··· Provided data

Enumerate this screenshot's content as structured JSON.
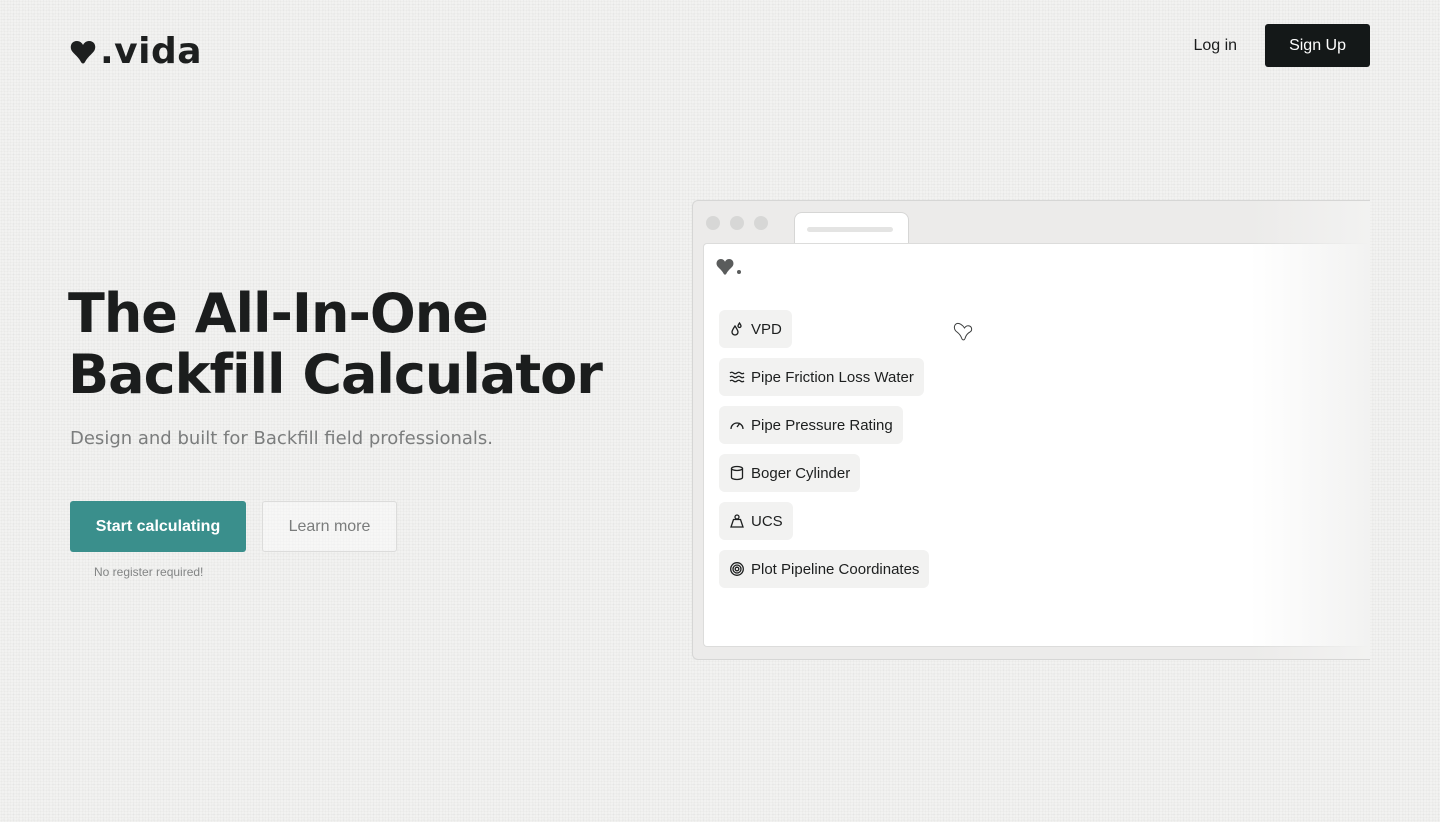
{
  "brand": {
    "name": ".vida"
  },
  "nav": {
    "login_label": "Log in",
    "signup_label": "Sign Up"
  },
  "hero": {
    "title_line1": "The All-In-One",
    "title_line2": "Backfill Calculator",
    "subtitle": "Design and built for Backfill field professionals.",
    "primary_cta": "Start calculating",
    "secondary_cta": "Learn more",
    "note": "No register required!"
  },
  "mockup": {
    "calculators": [
      {
        "label": "VPD",
        "icon": "droplets-icon"
      },
      {
        "label": "Pipe Friction Loss Water",
        "icon": "waves-icon"
      },
      {
        "label": "Pipe Pressure Rating",
        "icon": "gauge-icon"
      },
      {
        "label": "Boger Cylinder",
        "icon": "cylinder-icon"
      },
      {
        "label": "UCS",
        "icon": "weight-icon"
      },
      {
        "label": "Plot Pipeline Coordinates",
        "icon": "target-icon"
      }
    ]
  },
  "colors": {
    "primary": "#3a8f8c",
    "dark": "#141818",
    "background": "#f2f2f1"
  }
}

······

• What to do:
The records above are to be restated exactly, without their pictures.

• Expected answer:
Enumerate this screenshot's content as structured JSON.
{
  "brand": {
    "name": ".vida"
  },
  "nav": {
    "login_label": "Log in",
    "signup_label": "Sign Up"
  },
  "hero": {
    "title_line1": "The All-In-One",
    "title_line2": "Backfill Calculator",
    "subtitle": "Design and built for Backfill field professionals.",
    "primary_cta": "Start calculating",
    "secondary_cta": "Learn more",
    "note": "No register required!"
  },
  "mockup": {
    "calculators": [
      {
        "label": "VPD",
        "icon": "droplets-icon"
      },
      {
        "label": "Pipe Friction Loss Water",
        "icon": "waves-icon"
      },
      {
        "label": "Pipe Pressure Rating",
        "icon": "gauge-icon"
      },
      {
        "label": "Boger Cylinder",
        "icon": "cylinder-icon"
      },
      {
        "label": "UCS",
        "icon": "weight-icon"
      },
      {
        "label": "Plot Pipeline Coordinates",
        "icon": "target-icon"
      }
    ]
  },
  "colors": {
    "primary": "#3a8f8c",
    "dark": "#141818",
    "background": "#f2f2f1"
  }
}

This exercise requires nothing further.